-- DATASET EXTRACT --
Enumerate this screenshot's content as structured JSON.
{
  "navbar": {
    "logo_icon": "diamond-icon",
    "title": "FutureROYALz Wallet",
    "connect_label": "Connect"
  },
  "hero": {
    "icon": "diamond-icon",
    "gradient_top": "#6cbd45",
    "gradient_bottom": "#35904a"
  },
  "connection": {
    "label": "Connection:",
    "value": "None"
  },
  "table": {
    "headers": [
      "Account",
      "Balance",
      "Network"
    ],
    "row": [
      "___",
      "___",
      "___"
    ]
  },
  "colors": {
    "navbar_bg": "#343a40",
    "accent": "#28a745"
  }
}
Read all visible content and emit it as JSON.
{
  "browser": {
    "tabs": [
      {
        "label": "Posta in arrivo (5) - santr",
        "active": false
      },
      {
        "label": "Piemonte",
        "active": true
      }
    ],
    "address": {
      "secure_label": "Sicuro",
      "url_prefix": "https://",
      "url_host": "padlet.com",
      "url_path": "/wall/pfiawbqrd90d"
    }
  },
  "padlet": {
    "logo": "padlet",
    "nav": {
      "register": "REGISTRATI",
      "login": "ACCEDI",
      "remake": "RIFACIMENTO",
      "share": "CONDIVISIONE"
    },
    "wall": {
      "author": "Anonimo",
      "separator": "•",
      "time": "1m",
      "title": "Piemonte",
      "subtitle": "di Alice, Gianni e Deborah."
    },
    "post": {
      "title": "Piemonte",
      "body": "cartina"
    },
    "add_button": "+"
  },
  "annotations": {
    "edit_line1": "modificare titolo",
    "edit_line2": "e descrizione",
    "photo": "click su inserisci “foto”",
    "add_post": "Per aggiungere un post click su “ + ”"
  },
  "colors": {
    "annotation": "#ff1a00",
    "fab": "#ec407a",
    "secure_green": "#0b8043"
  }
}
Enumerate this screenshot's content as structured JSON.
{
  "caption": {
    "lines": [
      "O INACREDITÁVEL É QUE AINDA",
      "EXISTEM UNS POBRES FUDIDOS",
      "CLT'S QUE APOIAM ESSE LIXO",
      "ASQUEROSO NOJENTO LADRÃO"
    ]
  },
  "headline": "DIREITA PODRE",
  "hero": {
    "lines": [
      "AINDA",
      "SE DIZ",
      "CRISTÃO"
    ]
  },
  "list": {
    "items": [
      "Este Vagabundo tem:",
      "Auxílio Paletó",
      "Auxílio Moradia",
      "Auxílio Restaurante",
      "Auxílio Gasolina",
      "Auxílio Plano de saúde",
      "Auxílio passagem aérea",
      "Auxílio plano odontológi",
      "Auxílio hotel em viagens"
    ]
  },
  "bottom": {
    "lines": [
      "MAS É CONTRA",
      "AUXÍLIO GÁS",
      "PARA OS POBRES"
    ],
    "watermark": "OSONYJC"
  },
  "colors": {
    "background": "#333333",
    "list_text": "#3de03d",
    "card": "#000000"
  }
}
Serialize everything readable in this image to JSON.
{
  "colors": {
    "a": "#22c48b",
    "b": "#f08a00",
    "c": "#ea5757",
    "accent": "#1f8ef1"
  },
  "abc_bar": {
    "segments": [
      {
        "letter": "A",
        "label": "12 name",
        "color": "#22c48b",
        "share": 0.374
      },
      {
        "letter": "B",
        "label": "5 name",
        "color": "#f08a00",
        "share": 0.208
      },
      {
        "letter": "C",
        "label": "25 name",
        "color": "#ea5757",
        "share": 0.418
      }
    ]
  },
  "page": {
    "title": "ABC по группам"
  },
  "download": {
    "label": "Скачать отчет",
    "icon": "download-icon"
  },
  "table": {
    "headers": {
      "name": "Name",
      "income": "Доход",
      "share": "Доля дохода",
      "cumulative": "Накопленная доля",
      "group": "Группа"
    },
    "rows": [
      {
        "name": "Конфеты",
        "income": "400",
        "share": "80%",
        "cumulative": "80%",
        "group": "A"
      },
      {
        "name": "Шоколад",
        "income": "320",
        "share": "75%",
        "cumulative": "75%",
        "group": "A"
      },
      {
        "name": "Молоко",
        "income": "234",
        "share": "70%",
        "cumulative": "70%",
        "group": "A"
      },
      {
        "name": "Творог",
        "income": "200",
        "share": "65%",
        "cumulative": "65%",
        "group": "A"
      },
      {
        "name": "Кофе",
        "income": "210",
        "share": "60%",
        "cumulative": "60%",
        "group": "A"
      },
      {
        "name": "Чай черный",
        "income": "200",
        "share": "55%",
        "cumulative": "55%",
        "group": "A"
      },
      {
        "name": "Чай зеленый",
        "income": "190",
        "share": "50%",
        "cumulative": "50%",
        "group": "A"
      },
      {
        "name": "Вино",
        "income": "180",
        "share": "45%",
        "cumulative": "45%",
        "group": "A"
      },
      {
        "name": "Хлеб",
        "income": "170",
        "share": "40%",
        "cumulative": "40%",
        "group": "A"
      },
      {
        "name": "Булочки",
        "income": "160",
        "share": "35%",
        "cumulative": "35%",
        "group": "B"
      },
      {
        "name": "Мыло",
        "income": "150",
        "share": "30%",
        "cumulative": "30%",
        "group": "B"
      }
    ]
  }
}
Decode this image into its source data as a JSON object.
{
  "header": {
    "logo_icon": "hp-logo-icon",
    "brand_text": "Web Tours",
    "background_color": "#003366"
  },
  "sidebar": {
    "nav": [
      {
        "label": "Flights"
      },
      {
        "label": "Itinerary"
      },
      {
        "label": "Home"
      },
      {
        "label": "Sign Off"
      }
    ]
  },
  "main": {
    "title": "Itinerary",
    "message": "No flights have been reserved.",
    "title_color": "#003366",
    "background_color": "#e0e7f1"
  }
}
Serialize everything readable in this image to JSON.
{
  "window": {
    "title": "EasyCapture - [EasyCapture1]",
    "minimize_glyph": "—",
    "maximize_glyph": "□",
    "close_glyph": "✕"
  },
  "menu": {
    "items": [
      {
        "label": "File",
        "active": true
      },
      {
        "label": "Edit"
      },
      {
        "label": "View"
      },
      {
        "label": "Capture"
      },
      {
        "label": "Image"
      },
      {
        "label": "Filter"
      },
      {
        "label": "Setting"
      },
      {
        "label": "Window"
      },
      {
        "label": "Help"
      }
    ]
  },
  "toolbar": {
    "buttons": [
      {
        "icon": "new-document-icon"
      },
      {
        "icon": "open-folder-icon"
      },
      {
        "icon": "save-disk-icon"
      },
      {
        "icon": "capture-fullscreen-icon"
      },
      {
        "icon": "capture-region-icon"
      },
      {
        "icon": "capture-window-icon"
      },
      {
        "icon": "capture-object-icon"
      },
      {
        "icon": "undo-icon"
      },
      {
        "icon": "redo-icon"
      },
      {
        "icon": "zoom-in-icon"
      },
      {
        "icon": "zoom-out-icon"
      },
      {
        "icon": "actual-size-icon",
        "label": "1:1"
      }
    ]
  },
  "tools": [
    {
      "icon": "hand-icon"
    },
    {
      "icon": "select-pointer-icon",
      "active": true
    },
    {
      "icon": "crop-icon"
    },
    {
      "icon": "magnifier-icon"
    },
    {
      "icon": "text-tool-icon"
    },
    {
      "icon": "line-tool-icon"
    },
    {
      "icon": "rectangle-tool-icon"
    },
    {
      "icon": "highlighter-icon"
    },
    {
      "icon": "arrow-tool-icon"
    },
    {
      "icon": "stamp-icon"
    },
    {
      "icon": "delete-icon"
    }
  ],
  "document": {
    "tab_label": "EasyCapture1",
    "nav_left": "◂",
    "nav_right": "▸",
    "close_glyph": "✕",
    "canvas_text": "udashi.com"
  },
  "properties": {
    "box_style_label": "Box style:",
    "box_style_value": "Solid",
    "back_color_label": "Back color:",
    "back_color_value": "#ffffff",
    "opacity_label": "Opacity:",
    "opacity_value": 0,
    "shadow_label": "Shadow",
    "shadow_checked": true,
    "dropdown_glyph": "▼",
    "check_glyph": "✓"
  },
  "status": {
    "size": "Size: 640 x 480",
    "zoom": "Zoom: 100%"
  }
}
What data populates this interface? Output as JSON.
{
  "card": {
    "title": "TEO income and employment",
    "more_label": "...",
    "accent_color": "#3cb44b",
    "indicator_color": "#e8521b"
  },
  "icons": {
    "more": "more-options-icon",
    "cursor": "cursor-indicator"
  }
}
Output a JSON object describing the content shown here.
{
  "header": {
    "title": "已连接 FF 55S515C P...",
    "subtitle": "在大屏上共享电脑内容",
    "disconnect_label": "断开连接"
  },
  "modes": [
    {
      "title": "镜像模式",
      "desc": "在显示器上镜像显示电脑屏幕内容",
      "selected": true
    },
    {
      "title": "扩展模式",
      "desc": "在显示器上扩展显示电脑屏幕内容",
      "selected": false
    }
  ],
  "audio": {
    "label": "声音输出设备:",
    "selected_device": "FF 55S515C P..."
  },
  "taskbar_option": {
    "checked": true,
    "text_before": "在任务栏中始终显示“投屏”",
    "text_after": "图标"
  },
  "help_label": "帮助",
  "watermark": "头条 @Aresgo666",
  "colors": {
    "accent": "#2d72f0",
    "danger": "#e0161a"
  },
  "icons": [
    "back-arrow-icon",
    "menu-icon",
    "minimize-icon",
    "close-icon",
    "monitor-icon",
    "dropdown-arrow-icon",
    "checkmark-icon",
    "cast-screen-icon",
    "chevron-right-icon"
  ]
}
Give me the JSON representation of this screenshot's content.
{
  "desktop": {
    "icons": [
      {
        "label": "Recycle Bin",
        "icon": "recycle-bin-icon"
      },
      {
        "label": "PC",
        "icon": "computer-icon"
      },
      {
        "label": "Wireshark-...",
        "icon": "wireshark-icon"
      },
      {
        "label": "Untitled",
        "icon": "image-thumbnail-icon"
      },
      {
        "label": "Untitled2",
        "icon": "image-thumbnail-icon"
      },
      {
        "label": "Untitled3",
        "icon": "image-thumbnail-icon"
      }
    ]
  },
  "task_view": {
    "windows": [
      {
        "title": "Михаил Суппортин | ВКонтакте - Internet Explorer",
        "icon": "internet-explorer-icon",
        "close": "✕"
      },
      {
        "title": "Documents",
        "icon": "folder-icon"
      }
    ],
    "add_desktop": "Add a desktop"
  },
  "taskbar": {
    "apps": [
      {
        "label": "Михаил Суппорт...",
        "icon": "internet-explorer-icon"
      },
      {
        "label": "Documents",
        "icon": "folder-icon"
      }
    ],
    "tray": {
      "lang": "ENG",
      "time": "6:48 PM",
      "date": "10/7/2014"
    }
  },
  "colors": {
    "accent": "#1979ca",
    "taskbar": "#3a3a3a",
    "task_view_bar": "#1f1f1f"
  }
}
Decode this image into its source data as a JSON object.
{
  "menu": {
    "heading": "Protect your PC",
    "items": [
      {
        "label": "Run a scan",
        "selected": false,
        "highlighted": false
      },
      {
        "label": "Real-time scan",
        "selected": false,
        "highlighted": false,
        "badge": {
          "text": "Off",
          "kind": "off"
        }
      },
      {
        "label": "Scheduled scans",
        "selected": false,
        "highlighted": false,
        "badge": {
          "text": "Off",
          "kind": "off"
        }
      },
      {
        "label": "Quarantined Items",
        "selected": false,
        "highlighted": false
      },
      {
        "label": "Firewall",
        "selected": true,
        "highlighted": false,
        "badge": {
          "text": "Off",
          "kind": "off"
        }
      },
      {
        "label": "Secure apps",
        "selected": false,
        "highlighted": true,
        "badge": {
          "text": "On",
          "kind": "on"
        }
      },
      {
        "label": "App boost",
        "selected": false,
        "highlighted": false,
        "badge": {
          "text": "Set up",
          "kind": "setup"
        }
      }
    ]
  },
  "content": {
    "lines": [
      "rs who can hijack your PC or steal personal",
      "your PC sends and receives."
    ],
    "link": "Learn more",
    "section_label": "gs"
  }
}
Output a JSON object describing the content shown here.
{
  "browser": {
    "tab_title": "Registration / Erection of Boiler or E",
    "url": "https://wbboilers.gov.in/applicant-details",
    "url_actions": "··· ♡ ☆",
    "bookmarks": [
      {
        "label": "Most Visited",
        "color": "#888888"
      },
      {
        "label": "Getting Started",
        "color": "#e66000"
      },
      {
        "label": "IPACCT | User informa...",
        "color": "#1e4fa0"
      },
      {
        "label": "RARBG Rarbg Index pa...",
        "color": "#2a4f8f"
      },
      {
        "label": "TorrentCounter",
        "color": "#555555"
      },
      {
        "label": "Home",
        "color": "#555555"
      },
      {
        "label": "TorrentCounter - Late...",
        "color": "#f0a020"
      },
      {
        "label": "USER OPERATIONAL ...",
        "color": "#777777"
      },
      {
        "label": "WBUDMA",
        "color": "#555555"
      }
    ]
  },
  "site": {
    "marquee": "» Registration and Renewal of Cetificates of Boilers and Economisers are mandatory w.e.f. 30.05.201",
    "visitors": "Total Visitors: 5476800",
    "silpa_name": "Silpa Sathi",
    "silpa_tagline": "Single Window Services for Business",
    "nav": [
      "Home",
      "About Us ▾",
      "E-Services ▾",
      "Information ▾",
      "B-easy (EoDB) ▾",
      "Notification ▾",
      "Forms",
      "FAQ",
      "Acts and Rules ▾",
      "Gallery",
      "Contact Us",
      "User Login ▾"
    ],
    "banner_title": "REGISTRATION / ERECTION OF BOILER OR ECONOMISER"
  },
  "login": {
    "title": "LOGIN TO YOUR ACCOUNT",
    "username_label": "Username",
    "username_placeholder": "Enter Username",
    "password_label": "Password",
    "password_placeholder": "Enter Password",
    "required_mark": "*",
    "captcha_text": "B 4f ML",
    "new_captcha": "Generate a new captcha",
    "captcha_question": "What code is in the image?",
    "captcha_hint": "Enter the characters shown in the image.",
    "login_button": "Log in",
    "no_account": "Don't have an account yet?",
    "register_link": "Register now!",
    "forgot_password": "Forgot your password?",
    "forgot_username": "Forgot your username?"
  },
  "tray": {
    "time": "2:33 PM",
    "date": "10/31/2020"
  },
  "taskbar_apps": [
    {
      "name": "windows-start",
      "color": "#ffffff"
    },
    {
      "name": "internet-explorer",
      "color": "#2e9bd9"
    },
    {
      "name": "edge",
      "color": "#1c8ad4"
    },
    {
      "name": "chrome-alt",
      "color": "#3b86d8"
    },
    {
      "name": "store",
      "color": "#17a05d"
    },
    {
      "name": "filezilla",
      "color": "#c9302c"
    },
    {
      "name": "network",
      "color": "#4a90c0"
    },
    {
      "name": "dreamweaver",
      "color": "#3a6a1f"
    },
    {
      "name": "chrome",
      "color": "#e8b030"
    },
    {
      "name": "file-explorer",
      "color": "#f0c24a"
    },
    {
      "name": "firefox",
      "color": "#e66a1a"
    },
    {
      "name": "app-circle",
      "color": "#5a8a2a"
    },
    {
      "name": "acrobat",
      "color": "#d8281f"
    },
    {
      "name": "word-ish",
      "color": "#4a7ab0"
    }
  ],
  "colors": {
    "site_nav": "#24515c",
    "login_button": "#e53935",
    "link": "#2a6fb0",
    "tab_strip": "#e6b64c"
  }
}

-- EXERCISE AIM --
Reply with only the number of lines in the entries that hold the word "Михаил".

-- RESPONSE TO THE TASK --
2